- How many clients you'd like to add, so we can confirm that the service is
ready to support that number; and
- Whether you'd like to be added to a distribution list for outage
notifications and notices about service changes or enhancements.
- Once we confirm that the service is ready for you to join, notify
your users according to the Terms of Service below.
- Reconfigure clients to use the DNS server addresses above, optionally
adding a Penn authoritatvie DNS server (126.96.36.199) as a Tertiary for
- Give us feedback about the rate of compromises before and after joining
the pilot (as described in the Terms of Service, below). Contact
ProDesk if you see any false positives.
Terms of Service
- While we have made reasonable efforts to provide a robust and reliable
pilot service, it is provided on a best-effort basis, with no guarantees
about uptime, protection from false positives, or true negatives.
- The pilot service should not be used by servers, only client computers. For example, a system running a mail or web server should not use the pilot service.
- Unlike Penn's production DNS servers, the SafeDNS pilot servers do NOT
receive updates from Assignments immediately. Thus, if you need to change a
server in Assignments, make sure you lower the TTL in advance of the
change to make sure any old entry is expired more quickly from the SafeDNS
- Participation in the pilot is free. In the event it becomes a production
service, it may be necessary to pay to use the service.
- As a condition of participation in the pilot, you agree to provide us with (1) reports of any subscribing clients that become compromised; and (2) a comparison to the rate of compromise prior to subscribing to the service, e.g. x number of computers compromised per week or month.
- Depending on the feedback received during and after the pilot, it may be either discontinued or turned into a production service.
- We recommend that you take reasonable steps to notify users prior to
deploying the service in your area. This should help minimize any unwarranted
privacy or security concerns that might otherwise arise when a user encounters
the redirect page. Notification might include incorporating the Privacy
Statement below into a notice on the web page where DHCP users register, having
LSPs "spread the word" among their users, or taking other steps that
are feasible for the deployment in your area.
What We Log
Only the information necessary to run or support the
service is logged. For example, even though all DNS requests go to the
server, the requests themselves (e.g. for www.google.com) are not logged.
The SafeDNS service reduces the likelihood that a computer will be
compromised through web browsing. The service does this by tracking web
sites known to be the source of malicious content.
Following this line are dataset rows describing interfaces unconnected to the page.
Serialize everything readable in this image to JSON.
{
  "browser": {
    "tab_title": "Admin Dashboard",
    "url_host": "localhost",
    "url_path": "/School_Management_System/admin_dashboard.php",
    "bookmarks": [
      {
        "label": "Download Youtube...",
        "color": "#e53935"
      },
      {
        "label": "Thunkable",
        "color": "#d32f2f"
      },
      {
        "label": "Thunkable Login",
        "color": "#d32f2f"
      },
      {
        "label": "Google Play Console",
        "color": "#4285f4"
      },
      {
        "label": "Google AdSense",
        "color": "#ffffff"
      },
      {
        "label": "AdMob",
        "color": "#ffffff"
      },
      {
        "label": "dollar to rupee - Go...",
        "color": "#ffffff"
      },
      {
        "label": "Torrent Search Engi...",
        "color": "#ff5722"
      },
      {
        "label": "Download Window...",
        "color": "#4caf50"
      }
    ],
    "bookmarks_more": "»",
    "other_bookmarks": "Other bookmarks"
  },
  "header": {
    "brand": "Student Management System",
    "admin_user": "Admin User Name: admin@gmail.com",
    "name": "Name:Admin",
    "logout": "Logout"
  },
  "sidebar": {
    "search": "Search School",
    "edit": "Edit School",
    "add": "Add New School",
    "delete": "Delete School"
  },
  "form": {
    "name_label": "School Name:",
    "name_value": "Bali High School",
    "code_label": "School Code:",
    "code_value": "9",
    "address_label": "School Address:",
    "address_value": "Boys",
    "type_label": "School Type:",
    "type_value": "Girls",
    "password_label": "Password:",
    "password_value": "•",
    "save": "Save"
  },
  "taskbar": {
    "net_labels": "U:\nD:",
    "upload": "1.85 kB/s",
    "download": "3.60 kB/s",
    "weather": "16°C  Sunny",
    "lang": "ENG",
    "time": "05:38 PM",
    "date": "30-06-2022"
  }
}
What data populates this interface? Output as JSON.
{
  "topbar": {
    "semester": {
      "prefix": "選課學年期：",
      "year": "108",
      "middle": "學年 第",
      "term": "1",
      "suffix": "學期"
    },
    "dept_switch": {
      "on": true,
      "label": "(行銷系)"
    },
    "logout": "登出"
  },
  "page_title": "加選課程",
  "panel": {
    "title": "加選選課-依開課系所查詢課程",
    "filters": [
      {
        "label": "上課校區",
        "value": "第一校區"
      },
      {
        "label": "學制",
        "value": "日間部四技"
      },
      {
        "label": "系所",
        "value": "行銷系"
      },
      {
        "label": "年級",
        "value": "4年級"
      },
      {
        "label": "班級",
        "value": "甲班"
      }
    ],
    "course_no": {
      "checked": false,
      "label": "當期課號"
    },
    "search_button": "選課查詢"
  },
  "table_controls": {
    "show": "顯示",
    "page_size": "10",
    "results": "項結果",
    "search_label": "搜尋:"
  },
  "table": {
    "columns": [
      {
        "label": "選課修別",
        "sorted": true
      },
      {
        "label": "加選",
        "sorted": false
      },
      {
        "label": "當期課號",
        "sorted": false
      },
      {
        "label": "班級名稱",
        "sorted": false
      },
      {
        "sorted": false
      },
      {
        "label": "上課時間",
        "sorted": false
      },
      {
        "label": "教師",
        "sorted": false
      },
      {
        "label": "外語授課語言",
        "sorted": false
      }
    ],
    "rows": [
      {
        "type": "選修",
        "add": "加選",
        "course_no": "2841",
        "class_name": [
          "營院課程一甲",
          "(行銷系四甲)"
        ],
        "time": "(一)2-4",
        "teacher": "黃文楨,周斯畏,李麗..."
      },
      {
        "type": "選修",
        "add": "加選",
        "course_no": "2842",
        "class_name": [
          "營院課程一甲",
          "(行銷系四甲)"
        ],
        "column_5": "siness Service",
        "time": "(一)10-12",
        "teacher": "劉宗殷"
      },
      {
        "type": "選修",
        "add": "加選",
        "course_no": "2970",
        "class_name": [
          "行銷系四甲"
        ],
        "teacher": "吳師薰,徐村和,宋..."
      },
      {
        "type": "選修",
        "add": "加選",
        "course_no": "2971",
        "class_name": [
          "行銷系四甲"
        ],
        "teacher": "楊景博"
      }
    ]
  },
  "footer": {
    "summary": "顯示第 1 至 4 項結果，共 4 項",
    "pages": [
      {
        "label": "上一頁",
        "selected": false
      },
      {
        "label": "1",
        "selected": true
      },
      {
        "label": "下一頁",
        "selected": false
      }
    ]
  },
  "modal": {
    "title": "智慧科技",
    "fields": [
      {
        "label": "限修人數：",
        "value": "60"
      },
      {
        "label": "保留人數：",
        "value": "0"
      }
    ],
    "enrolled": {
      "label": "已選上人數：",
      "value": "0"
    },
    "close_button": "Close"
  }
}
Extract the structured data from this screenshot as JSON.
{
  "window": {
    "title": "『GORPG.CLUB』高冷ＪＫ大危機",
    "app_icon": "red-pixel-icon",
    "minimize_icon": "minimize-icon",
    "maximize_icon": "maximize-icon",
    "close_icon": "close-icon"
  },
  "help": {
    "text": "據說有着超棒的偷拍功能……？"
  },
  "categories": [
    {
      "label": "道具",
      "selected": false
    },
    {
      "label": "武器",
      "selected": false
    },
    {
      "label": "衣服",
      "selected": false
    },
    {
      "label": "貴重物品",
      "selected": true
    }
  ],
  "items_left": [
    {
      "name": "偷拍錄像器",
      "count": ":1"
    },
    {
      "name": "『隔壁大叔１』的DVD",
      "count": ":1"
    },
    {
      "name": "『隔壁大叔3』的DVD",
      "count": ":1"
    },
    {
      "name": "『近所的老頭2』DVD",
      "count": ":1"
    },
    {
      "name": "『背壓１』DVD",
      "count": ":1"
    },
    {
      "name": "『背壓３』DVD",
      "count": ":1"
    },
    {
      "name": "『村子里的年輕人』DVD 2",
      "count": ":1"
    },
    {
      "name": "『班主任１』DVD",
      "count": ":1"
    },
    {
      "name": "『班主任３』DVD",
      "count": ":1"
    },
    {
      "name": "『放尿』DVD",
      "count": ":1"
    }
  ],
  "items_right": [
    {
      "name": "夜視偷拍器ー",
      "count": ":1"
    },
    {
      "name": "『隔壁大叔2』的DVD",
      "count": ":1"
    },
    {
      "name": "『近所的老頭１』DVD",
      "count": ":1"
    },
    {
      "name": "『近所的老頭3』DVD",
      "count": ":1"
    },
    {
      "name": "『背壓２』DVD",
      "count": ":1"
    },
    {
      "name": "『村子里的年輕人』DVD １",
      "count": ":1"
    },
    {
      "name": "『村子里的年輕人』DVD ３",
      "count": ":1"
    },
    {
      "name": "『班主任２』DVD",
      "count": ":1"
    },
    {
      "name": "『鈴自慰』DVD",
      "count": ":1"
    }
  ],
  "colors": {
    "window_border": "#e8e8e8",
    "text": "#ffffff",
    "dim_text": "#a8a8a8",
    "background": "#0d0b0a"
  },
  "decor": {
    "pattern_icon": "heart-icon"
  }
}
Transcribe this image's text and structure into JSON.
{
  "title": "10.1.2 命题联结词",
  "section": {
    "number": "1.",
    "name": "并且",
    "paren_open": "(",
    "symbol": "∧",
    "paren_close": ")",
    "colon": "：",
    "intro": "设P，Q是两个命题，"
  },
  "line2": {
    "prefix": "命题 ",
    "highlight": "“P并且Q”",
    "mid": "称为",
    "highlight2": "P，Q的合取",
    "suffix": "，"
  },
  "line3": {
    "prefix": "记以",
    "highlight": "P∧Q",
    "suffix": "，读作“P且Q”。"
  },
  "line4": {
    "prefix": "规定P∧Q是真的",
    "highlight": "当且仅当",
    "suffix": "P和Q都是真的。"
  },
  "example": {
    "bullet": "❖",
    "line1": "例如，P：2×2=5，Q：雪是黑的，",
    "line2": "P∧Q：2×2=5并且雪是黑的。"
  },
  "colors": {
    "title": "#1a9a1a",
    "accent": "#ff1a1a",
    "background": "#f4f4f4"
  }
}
If the computer
attempts to reach such a site in the course of web browsing or other
activity, the service will redirect the computer to a safe location. In
the course of providing this service, certain information is tracked for
the purpose of measuring effectiveness. The information tracked includes
the IP address of the subscribed computer and the time of the activity.
The initial site (from which the computer was directed to the malicious
site) is also recorded, but without information that would link the
subscribed computer to the initial site.
Last updated: Friday, March 22, 2013